• Problem description
Output the data that follows exactly, line for line.

[[ Excerpted data open ]]

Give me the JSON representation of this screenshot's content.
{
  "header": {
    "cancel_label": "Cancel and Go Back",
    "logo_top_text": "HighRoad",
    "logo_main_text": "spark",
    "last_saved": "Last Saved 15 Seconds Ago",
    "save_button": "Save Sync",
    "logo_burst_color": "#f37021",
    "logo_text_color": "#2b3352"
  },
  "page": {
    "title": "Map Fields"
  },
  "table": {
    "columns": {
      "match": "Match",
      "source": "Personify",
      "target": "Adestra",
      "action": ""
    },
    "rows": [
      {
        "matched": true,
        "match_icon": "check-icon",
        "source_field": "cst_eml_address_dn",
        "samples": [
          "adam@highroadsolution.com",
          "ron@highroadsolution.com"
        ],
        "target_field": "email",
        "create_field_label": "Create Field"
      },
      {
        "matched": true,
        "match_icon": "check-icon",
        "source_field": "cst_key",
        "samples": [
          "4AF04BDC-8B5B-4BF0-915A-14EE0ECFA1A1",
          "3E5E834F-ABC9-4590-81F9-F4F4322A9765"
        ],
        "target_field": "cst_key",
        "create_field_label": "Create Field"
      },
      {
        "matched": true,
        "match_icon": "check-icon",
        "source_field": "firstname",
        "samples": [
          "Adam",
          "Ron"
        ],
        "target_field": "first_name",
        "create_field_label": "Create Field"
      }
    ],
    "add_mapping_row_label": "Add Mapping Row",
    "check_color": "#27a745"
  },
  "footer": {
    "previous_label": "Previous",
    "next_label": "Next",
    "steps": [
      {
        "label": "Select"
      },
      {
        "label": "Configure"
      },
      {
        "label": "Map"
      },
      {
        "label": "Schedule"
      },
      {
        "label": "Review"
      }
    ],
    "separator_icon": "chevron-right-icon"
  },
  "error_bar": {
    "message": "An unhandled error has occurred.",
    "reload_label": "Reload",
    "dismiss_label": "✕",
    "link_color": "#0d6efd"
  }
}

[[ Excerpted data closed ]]

• The answer
Give me the JSON representation of this screenshot's content.
{
  "header": {
    "cancel_label": "Cancel and Go Back",
    "logo_top_text": "HighRoad",
    "logo_main_text": "spark",
    "last_saved": "Last Saved 15 Seconds Ago",
    "save_button": "Save Sync",
    "logo_burst_color": "#f37021",
    "logo_text_color": "#2b3352"
  },
  "page": {
    "title": "Map Fields"
  },
  "table": {
    "columns": {
      "match": "Match",
      "source": "Personify",
      "target": "Adestra",
      "action": ""
    },
    "rows": [
      {
        "matched": true,
        "match_icon": "check-icon",
        "source_field": "cst_eml_address_dn",
        "samples": [
          "adam@highroadsolution.com",
          "ron@highroadsolution.com"
        ],
        "target_field": "email",
        "create_field_label": "Create Field"
      },
      {
        "matched": true,
        "match_icon": "check-icon",
        "source_field": "cst_key",
        "samples": [
          "4AF04BDC-8B5B-4BF0-915A-14EE0ECFA1A1",
          "3E5E834F-ABC9-4590-81F9-F4F4322A9765"
        ],
        "target_field": "cst_key",
        "create_field_label": "Create Field"
      },
      {
        "matched": true,
        "match_icon": "check-icon",
        "source_field": "firstname",
        "samples": [
          "Adam",
          "Ron"
        ],
        "target_field": "first_name",
        "create_field_label": "Create Field"
      }
    ],
    "add_mapping_row_label": "Add Mapping Row",
    "check_color": "#27a745"
  },
  "footer": {
    "previous_label": "Previous",
    "next_label": "Next",
    "steps": [
      {
        "label": "Select"
      },
      {
        "label": "Configure"
      },
      {
        "label": "Map"
      },
      {
        "label": "Schedule"
      },
      {
        "label": "Review"
      }
    ],
    "separator_icon": "chevron-right-icon"
  },
  "error_bar": {
    "message": "An unhandled error has occurred.",
    "reload_label": "Reload",
    "dismiss_label": "✕",
    "link_color": "#0d6efd"
  }
}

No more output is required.